### About this exercise
Lines containing the word "Normal" are the ones to copy from the records below.

### Provided records
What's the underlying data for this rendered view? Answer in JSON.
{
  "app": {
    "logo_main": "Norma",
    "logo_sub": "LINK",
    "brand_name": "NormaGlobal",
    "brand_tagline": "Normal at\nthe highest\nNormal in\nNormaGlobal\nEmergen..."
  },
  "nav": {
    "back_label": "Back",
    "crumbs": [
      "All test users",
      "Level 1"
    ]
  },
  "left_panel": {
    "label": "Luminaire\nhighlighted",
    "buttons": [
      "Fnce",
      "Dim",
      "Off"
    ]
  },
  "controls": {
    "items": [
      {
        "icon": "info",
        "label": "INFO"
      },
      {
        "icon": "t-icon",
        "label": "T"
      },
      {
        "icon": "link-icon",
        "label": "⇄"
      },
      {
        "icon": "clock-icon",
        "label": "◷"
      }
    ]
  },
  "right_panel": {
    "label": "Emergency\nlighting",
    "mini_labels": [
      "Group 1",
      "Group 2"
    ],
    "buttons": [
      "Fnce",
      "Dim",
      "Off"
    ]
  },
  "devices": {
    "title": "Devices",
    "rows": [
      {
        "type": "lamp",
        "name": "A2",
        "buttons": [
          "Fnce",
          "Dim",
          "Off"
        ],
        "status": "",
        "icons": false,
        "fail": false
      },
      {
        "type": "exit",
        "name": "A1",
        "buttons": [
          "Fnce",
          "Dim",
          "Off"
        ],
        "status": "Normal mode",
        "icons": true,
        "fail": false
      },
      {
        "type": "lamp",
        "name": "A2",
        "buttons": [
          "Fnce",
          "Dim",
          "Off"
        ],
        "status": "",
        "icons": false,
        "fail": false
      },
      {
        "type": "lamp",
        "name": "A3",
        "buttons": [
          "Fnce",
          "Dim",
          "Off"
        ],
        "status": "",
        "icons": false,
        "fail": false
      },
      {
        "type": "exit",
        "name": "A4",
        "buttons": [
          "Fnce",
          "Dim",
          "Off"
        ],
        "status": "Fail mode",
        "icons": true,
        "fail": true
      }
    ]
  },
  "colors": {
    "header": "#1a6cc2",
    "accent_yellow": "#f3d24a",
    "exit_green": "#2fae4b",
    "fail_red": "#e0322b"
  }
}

### Solution
    "brand_tagline": "Normal at\nthe highest\nNormal in\nNormaGlobal\nEmergen..."
        "status": "Normal mode",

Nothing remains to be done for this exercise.